**Exercise material:**
****

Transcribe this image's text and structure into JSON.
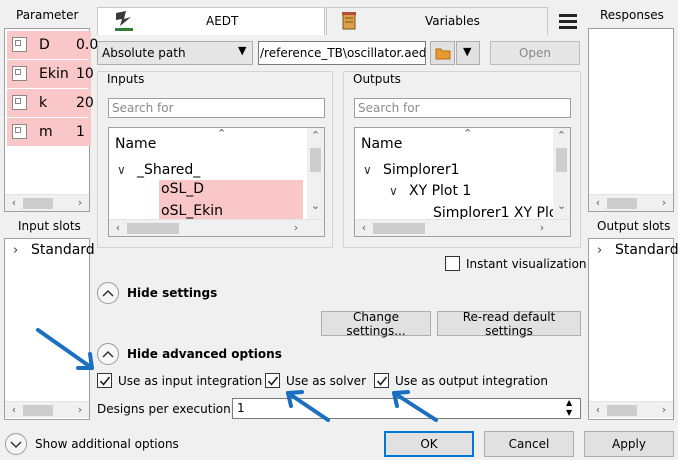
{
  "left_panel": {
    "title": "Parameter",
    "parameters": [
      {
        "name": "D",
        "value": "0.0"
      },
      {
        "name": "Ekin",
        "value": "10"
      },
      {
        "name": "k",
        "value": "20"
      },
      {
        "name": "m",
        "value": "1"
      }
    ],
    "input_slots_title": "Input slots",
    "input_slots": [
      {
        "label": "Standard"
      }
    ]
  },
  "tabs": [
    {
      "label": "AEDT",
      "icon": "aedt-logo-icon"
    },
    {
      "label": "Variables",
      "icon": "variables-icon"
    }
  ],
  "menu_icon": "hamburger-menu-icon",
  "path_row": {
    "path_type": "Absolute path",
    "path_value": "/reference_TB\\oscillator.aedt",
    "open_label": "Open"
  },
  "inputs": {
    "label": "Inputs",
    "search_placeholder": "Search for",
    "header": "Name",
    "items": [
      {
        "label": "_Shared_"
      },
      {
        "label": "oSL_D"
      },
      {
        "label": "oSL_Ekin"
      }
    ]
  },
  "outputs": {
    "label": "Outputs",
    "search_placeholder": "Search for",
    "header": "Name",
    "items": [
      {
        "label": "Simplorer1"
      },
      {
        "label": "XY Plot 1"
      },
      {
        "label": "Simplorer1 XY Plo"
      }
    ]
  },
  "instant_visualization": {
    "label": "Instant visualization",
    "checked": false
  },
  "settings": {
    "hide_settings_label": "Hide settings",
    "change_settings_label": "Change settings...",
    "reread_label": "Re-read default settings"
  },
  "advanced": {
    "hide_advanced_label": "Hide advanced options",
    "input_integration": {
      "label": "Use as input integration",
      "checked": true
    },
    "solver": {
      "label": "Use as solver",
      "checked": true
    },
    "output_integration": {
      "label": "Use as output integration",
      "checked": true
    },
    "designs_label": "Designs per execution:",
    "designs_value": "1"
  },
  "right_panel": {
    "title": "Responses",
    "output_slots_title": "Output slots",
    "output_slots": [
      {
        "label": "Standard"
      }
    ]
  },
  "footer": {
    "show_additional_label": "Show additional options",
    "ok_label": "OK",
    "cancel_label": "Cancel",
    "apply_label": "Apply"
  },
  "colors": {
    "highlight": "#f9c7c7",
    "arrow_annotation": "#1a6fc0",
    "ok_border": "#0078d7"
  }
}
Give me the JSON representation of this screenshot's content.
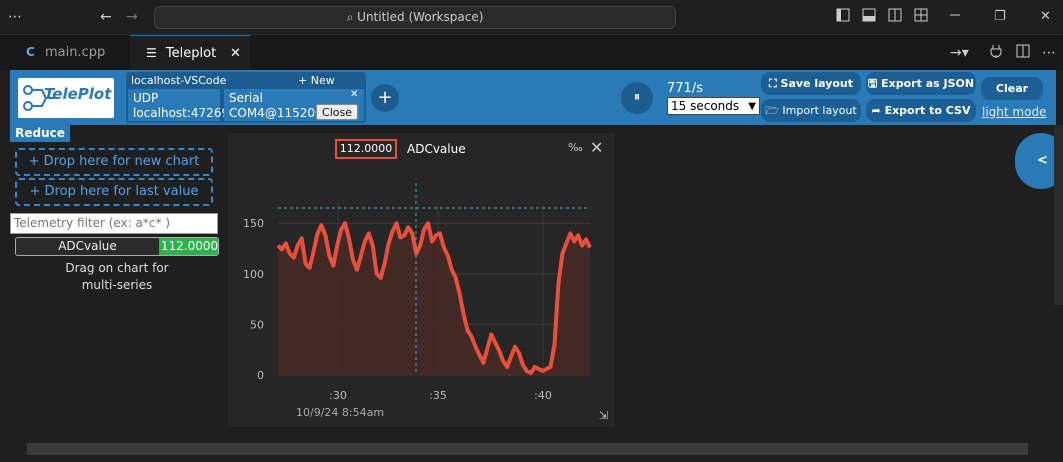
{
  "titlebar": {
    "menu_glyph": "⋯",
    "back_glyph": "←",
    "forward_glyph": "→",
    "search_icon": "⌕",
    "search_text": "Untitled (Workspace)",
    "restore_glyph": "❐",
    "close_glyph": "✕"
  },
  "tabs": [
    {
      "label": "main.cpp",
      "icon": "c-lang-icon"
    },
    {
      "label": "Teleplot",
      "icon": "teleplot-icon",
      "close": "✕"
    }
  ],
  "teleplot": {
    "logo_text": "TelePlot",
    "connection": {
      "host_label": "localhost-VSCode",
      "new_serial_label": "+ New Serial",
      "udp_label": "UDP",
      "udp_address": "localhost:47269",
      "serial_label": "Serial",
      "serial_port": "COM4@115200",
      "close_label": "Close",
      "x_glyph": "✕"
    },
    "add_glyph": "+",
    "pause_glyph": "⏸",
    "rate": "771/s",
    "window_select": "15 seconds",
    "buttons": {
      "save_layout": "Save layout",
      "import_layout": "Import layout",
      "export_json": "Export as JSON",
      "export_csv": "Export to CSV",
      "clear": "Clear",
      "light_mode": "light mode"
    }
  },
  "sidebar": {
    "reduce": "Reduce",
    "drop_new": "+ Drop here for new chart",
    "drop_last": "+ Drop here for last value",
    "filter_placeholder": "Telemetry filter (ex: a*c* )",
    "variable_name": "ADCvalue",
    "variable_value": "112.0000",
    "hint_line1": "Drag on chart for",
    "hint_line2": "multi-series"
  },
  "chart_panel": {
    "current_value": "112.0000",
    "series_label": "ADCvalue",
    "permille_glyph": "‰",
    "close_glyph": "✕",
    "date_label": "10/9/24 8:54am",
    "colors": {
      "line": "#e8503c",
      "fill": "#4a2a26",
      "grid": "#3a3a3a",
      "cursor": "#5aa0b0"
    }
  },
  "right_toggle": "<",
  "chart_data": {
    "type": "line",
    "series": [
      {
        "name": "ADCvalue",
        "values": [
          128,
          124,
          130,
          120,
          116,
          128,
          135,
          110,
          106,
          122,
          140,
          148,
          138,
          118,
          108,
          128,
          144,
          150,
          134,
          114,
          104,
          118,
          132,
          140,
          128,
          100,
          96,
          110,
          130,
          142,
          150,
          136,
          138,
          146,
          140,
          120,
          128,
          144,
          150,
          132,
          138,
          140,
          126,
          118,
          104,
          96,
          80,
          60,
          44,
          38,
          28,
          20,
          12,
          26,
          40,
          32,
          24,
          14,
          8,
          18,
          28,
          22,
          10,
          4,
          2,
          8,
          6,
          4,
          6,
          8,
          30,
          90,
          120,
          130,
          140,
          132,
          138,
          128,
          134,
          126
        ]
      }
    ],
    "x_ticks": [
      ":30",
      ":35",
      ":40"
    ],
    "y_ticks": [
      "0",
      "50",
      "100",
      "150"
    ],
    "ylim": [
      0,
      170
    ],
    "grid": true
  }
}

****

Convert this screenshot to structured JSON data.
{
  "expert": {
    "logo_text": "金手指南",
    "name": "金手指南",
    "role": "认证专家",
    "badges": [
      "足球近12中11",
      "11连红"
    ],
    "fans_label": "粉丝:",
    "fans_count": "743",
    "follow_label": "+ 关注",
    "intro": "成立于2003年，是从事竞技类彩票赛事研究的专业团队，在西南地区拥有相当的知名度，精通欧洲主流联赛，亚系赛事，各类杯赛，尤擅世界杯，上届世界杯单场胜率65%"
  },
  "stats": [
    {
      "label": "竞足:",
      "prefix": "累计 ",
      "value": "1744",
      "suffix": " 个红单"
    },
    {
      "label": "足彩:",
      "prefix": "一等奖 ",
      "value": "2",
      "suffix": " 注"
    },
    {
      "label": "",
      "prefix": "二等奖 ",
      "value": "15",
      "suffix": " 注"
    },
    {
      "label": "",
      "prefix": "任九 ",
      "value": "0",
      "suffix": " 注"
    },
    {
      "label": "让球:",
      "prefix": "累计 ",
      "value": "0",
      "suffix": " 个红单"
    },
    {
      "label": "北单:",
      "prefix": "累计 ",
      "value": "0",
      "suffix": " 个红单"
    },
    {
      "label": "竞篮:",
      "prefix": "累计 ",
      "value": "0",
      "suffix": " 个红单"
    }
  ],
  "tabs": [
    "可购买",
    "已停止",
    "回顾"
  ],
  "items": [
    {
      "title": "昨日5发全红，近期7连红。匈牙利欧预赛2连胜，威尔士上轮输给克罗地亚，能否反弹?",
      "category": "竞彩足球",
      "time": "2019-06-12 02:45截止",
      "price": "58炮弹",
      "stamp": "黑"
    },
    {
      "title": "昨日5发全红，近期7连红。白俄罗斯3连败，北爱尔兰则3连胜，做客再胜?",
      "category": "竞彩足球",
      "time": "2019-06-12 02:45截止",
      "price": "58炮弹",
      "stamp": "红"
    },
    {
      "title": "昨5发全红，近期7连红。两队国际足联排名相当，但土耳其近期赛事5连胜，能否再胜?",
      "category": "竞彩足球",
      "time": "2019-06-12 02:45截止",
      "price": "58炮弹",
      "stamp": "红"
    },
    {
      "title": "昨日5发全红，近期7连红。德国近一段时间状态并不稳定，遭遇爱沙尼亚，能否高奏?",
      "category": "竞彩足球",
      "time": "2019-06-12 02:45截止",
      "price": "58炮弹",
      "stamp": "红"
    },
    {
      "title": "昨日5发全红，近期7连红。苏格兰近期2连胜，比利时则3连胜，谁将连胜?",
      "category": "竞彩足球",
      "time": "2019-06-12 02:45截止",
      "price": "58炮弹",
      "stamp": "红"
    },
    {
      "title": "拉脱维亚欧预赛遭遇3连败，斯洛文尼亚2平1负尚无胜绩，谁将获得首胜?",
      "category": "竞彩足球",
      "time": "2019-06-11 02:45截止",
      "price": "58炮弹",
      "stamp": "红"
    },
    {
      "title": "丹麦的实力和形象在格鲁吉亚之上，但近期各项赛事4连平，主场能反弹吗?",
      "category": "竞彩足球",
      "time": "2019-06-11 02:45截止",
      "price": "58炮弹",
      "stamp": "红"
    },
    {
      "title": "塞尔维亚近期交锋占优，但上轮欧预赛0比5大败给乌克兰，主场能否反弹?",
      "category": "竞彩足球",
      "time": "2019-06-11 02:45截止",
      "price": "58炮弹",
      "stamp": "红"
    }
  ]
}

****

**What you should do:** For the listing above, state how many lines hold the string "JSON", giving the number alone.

**Task response:** 4